director Freddie Francis
In retrospect, I should have carried on with my exploration of Hammer horror films back when I first watched The Curse of Frankenstein (1957). Nine years ago, Netflix still had an extensive DVD offering. They had started culling perhaps, but I probably could have gotten all the films and watched them in order.
Instead, nearly a decade later, I find myself catching as catch can with the Hammer Frankenstein series. Just last week, I watched Frankenstein Must Be Destroyed (1969), the fifth of seven films. And now? Hammer Frankenstein #3, The Evil of Frankenstein.

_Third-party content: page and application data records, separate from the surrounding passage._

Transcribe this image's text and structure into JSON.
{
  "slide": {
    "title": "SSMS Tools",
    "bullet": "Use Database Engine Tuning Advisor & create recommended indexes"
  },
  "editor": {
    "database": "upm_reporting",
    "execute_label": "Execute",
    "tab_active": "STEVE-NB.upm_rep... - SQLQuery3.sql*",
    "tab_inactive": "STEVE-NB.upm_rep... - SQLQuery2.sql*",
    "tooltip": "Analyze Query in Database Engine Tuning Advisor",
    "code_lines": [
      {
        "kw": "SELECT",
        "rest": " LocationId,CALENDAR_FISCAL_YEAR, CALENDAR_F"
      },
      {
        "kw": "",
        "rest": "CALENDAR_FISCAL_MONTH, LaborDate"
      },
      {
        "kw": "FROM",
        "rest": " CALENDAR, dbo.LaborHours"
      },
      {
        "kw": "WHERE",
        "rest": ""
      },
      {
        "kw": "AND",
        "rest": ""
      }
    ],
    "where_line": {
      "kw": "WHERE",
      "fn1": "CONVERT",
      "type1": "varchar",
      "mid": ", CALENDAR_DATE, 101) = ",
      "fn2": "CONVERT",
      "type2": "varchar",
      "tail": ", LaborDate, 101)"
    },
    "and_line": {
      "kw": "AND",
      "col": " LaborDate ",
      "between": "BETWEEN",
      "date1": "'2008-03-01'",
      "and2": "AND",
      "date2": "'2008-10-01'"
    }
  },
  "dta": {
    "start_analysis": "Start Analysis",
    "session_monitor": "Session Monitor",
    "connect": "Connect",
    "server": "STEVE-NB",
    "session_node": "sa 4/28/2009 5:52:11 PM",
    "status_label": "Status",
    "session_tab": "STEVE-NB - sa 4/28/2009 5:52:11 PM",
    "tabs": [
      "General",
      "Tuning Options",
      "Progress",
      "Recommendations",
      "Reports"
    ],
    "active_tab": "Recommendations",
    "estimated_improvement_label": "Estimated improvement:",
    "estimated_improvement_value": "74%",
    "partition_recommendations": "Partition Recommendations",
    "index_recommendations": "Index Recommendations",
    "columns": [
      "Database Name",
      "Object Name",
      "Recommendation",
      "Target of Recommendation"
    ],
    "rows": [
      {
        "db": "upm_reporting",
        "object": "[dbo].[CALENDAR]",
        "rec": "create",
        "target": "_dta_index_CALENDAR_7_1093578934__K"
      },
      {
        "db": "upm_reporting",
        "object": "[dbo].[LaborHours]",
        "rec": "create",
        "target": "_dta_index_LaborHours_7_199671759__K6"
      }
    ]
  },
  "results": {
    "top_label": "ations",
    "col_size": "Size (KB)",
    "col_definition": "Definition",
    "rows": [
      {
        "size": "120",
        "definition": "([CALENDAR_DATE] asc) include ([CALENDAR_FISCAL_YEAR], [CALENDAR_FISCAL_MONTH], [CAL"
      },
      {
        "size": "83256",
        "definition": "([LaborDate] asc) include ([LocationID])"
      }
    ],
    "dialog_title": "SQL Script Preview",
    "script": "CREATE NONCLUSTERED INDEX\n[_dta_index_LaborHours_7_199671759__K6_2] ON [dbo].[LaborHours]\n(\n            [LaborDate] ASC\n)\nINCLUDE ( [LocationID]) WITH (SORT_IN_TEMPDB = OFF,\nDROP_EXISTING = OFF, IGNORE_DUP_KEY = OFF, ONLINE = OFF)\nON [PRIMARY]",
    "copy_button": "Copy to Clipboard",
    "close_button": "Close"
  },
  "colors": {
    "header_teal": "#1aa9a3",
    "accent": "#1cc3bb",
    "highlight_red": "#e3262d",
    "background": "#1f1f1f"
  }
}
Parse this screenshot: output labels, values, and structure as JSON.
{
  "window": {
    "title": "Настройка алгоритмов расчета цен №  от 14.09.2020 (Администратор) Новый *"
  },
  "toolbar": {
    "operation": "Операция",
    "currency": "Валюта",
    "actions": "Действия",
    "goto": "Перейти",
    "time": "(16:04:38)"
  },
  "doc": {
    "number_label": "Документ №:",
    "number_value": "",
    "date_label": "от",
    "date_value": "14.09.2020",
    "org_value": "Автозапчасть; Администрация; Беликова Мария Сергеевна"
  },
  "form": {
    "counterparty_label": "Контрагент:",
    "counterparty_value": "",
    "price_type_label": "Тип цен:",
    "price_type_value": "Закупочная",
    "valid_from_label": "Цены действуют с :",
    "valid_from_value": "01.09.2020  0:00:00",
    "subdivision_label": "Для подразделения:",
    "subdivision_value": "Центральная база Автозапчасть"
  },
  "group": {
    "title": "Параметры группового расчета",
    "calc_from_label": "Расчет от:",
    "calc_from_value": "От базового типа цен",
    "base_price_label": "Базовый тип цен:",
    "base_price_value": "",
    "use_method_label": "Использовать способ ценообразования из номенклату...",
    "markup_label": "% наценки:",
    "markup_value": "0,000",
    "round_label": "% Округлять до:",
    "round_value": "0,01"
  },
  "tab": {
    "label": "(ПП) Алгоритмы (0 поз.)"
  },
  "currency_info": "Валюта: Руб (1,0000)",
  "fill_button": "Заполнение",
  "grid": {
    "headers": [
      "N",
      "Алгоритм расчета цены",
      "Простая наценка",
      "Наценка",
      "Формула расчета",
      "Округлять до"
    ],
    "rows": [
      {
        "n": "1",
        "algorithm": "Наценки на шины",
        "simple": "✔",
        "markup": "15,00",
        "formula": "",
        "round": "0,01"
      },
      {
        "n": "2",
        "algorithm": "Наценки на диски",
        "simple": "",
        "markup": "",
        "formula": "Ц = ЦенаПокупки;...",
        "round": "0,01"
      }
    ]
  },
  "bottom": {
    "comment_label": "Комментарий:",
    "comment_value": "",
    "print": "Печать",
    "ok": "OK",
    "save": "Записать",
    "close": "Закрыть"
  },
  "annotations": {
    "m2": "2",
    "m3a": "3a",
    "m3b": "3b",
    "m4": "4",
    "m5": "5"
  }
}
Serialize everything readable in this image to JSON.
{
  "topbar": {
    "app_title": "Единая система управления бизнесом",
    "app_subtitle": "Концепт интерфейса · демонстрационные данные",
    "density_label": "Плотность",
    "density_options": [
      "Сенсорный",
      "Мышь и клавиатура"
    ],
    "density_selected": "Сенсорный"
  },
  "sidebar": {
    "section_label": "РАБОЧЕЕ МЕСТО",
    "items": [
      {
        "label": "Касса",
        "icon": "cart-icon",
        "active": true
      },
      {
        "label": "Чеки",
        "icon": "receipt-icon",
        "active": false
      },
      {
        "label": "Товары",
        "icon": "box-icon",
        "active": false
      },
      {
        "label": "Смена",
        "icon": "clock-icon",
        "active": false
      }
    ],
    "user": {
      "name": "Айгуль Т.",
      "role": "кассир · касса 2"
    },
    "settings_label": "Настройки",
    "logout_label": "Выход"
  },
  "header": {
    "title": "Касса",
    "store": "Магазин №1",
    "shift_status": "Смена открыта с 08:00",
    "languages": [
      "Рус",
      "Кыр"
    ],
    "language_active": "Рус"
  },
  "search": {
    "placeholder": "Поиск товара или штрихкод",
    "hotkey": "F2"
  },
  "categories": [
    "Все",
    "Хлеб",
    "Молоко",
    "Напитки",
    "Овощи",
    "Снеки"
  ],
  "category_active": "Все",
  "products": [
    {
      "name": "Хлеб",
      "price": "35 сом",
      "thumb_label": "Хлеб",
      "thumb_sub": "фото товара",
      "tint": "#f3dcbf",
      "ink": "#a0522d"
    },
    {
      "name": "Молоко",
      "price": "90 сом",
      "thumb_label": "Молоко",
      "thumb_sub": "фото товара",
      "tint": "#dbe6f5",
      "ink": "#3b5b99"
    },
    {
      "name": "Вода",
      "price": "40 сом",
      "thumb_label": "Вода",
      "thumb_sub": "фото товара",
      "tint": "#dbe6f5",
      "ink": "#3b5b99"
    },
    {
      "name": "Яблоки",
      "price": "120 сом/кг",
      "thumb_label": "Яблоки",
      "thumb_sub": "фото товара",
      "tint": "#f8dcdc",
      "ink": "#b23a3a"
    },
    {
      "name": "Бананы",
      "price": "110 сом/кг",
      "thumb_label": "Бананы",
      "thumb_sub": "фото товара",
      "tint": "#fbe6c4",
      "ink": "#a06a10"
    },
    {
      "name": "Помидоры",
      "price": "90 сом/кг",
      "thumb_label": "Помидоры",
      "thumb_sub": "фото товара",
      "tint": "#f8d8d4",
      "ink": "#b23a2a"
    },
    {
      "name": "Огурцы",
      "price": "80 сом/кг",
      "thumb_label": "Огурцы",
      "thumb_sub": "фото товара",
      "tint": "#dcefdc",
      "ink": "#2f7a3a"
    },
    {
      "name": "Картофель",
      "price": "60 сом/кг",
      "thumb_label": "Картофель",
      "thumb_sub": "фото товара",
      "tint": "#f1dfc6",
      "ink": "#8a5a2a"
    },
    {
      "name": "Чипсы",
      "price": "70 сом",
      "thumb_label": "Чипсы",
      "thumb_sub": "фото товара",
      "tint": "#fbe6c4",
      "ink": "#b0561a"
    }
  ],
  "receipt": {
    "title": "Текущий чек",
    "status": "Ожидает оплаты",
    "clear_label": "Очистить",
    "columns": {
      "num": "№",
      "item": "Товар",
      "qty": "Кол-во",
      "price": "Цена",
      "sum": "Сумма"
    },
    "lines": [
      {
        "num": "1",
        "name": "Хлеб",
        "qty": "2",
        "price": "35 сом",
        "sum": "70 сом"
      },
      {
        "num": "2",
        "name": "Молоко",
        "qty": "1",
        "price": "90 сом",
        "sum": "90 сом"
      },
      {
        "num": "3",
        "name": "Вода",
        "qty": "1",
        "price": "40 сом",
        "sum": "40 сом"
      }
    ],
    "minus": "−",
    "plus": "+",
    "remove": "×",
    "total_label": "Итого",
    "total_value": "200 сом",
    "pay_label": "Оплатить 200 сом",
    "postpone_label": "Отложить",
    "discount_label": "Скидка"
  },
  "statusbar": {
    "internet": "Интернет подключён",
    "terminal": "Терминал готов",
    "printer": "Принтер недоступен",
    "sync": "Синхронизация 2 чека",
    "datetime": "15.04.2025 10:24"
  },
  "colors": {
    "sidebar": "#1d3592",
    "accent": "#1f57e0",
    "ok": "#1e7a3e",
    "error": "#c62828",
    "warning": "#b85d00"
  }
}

It seems that this is a less popular installment. It’s the only one featuring director Freddie Francis, cinematographer turned director, who did a sizable amount of work for both Hammer and Amicus in the horror arena. Mostly, people seem annoyed at the break in narrative between Evil and its predecessor 1958’s The Revenge of Frankenstein. I don’t have that one available, so I can’t speak to that issue.
Frankly (har har), I liked this one quite a bit. I’ve seen a bunch of these as a kid and they’re totally jumbled in my brain. It’s only after re-watching that various elements and images spring to mind. In this case, Rena the beggar girl (Katy Wild) joggled my memory among other things. But also, maybe it’s Francis’s visual aesthetic, I thought the film looked really nice as well.
I’ve invented for myself a bit of a “summer of Hammer” here, kind of by accident, but I do plan to follow it on out. Randomizing order makes things maybe further jumbled, but with six intervening years between Revenge and Evil, it doesn’t seem that odd to have restarted a bit. These days they probably would have replaced Peter Cushing with the latest young Brit and re-booted the whole damn thing in total.